Pro-Palestine protest camp in Vienna remains intact despite harsh criticism


The Austrian Newspaper “Kurier” reports about the Vienna University’s Pro Palestine protest cammp: ‘Boo-hoo’, shouts a man loudly as he walks quickly past the pro-Palestine protest camp in Vienna’s Old General Hospital. Meanwhile, the young mother Marina is standing with her baby in a pram next to the protesters. She has baked biscuits and brought them drinks. ‘I want to support this. Only today you can read in all the newspapers how difficult it is for the people in the Gaza Strip at the moment,’ Marina tells KURIER.

This scene aptly describes how the protest camp at the University of Vienna is being received by the public – alongside critics, there are also sympathisers.

On Monday evening, after a pro-Palestine demonstration in Votivpark, around 100 demonstrators decided to set up a protest camp in the Old General Hospital. This was modelled on protests at universities in the USA and some European cities such as Berlin and Amsterdam.
According to their own statements, the protesters are mostly students and all in their 20s. They are demanding that universities should cut all ties with companies that contribute to the war in Palestine. The protest camp in Vienna was not registered with the police. The police was therefore immediately on the scene on Monday – but so far no adminstrative action was taken by the police due to some legal hurrdels.
In order to be able to clear the camp, the University of Vienna must give its consent to the police. The university is speaking out clearly against the protest. ‘Anti-Semitism and the trivialisation of terror have no place at the University of Vienna. Universities offer a critical forum for objective discussions, including on controversial topics. In a statement on the Universit’s website a strong condemnation against the one-sided representations, intolerance, racism and anti-Semitism,’ was posted. However, the right of assembly takes precedence over the owner’s wishes.

The right of assembly is not only extremely well protected by the constitution, it is also very well protected compared to other fundamental rights which remember us the numerous corona demos despite the strict lockdowns.

In this specific case, the grounds of the University of Vienna are a publicly accessible space, and as the demonstrators are not committing any direct criminal offences, the right of assembly de facto supersedes all other rights. According to the police, the camp is currently under constant observation. ‘There is no reason at tpresent to disperse the assembly, as neither criminal behaviour, nor public safety or the public good has been endangered,’ says police spokesperson Markus Dittrich. Criminal offences would be, for example, the display of prohibited symbols or the chanting of certain slogans.

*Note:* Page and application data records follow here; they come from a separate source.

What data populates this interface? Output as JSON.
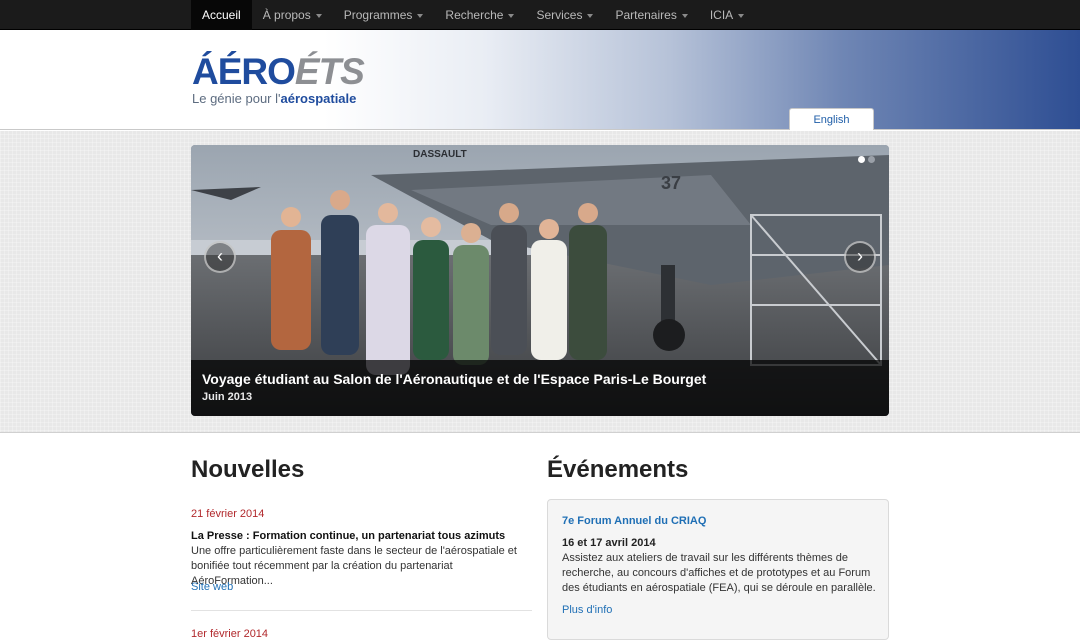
{
  "nav": {
    "items": [
      {
        "label": "Accueil",
        "active": true,
        "dropdown": false
      },
      {
        "label": "À propos",
        "dropdown": true
      },
      {
        "label": "Programmes",
        "dropdown": true
      },
      {
        "label": "Recherche",
        "dropdown": true
      },
      {
        "label": "Services",
        "dropdown": true
      },
      {
        "label": "Partenaires",
        "dropdown": true
      },
      {
        "label": "ICIA",
        "dropdown": true
      }
    ]
  },
  "header": {
    "logo_aero": "ÁÉRO",
    "logo_ets": "ÉTS",
    "logo_tagline_prefix": "Le génie pour l'",
    "logo_tagline_bold": "aérospatiale",
    "lang_label": "English",
    "gradient_colors": [
      "#ffffff",
      "#2e4e93"
    ]
  },
  "carousel": {
    "caption_title": "Voyage étudiant au Salon de l'Aéronautique et de l'Espace Paris-Le Bourget",
    "caption_date": "Juin 2013",
    "prev_icon": "chevron-left-icon",
    "next_icon": "chevron-right-icon",
    "slide_count": 2,
    "active_slide": 1,
    "photo_jet_text": "DASSAULT",
    "photo_jet_number": "37"
  },
  "news": {
    "heading": "Nouvelles",
    "items": [
      {
        "date": "21 février 2014",
        "title": "La Presse : Formation continue, un partenariat tous azimuts",
        "text": "Une offre particulièrement faste dans le secteur de l'aérospatiale et bonifiée tout récemment par la création du partenariat AéroFormation...",
        "link": "Site web"
      },
      {
        "date": "1er février 2014"
      }
    ]
  },
  "events": {
    "heading": "Événements",
    "items": [
      {
        "title": "7e Forum Annuel du CRIAQ",
        "date": "16 et 17 avril 2014",
        "text": "Assistez aux ateliers de travail sur les différents thèmes de recherche, au concours d'affiches et de prototypes et au Forum des étudiants en aérospatiale (FEA), qui se déroule en parallèle.",
        "link": "Plus d'info"
      }
    ]
  },
  "colors": {
    "nav_bg": "#1b1b1b",
    "brand_blue": "#1f4c9e",
    "link_blue": "#1f6fb5",
    "date_red": "#b1282c"
  }
}
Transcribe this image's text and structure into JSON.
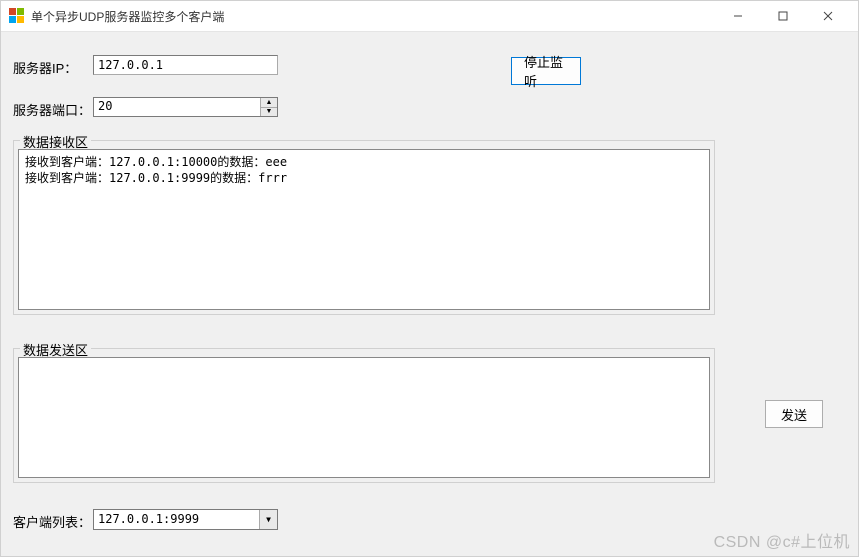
{
  "window": {
    "title": "单个异步UDP服务器监控多个客户端"
  },
  "labels": {
    "server_ip": "服务器IP：",
    "server_port": "服务器端口：",
    "recv_group": "数据接收区",
    "send_group": "数据发送区",
    "client_list": "客户端列表："
  },
  "inputs": {
    "server_ip_value": "127.0.0.1",
    "server_port_value": "20",
    "send_text": "",
    "client_selected": "127.0.0.1:9999"
  },
  "buttons": {
    "stop_listen": "停止监听",
    "send": "发送"
  },
  "receive_log": [
    "接收到客户端：127.0.0.1:10000的数据：eee",
    "接收到客户端：127.0.0.1:9999的数据：frrr"
  ],
  "watermark": "CSDN @c#上位机"
}
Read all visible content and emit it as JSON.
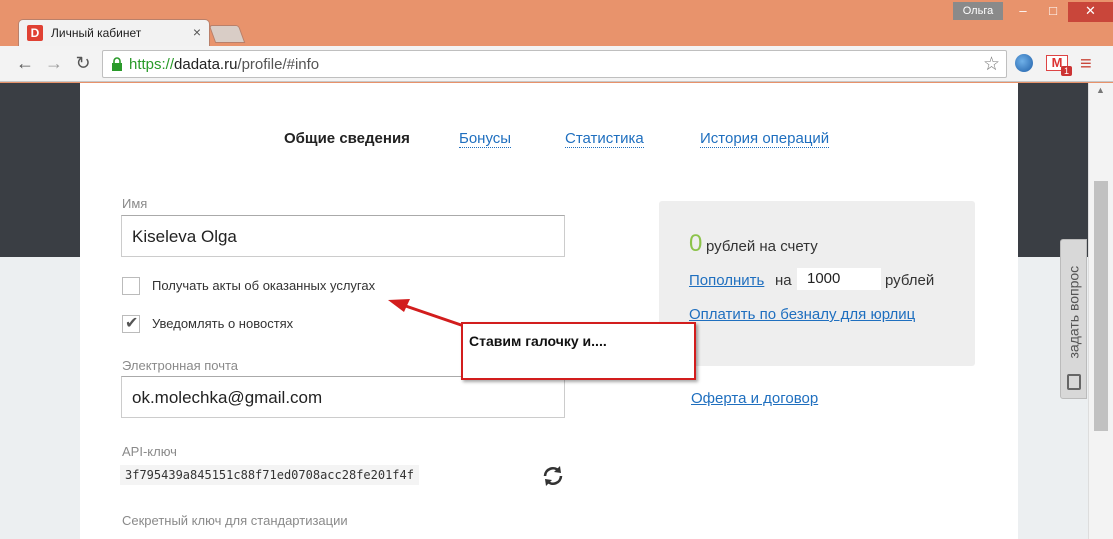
{
  "browser": {
    "tab_title": "Личный кабинет",
    "tab_favicon": "D",
    "tab_close": "×",
    "user_name": "Ольга",
    "url_scheme": "https://",
    "url_host": "dadata.ru",
    "url_path": "/profile/#info",
    "window_min": "–",
    "window_max": "□",
    "window_close": "✕",
    "mail_badge": "1",
    "icons": [
      "back-icon",
      "forward-icon",
      "reload-icon",
      "lock-icon",
      "star-icon",
      "globe-icon",
      "mail-icon",
      "menu-icon"
    ]
  },
  "tabs": {
    "general": "Общие сведения",
    "bonuses": "Бонусы",
    "stats": "Статистика",
    "history": "История операций"
  },
  "form": {
    "name_label": "Имя",
    "name_value": "Kiseleva Olga",
    "acts_checkbox_label": "Получать акты об оказанных услугах",
    "acts_checked": false,
    "news_checkbox_label": "Уведомлять о новостях",
    "news_checked": true,
    "email_label": "Электронная почта",
    "email_value": "ok.molechka@gmail.com",
    "api_label": "API-ключ",
    "api_value": "3f795439a845151c88f71ed0708acc28fe201f4f",
    "secret_label": "Секретный ключ для стандартизации"
  },
  "balance": {
    "amount": "0",
    "text": "рублей на счету",
    "topup_link": "Пополнить",
    "topup_on": "на",
    "topup_value": "1000",
    "currency": "рублей",
    "cashless_link": "Оплатить по безналу для юрлиц",
    "offer_link": "Оферта и договор"
  },
  "annotation": {
    "callout_text": "Ставим галочку и...."
  },
  "feedback": {
    "label": "задать вопрос"
  },
  "colors": {
    "frame": "#e8936c",
    "link": "#1f6fbf",
    "balance_zero": "#8cc34a",
    "callout_border": "#d21d1d"
  }
}
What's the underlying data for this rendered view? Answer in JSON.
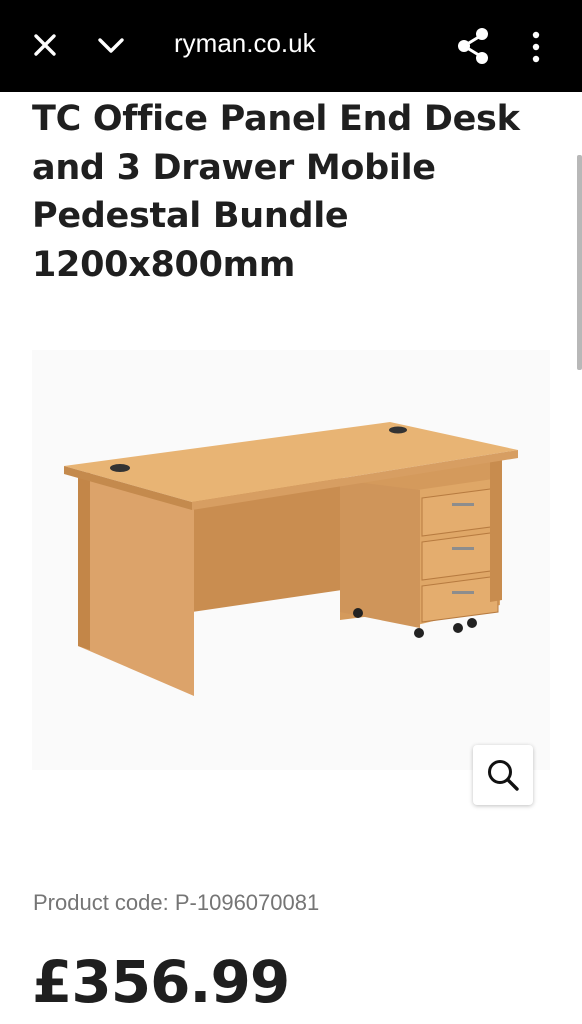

One of these, which is often used by pro-Palestine demonstrators, is ‘Palestine will be free, from the river to the sea’.

Controversial slogan

The slogan states that Palestine should be liberated from the Jordan River to the Mediterranean Sea. It expresses the desire for an end to the Israeli ‘occupation’ of the area that the Palestinians regard as their land. In Israel, the call is seen as a demand for the eradication of their state. After the phrase was chanted at numerous pro-Palestine demonstrations following the Hamas attack in October 2023, Justice Minister Alma Zadic issued a decree in January that identifies the slogan as ‘incitement or approval of terrorist offences’ (Section 282a). If you shout it publicly, you could be liable to prosecution.

On Tuesday morning, it seemed as if the demonstrating students at the University of Vienna were doing their utmost to avoid writing criminal slogans on their posters. And because they are not disrupting university operations, there eviction for the time being is very unlikely . The police is also not interested to provoke an escalation.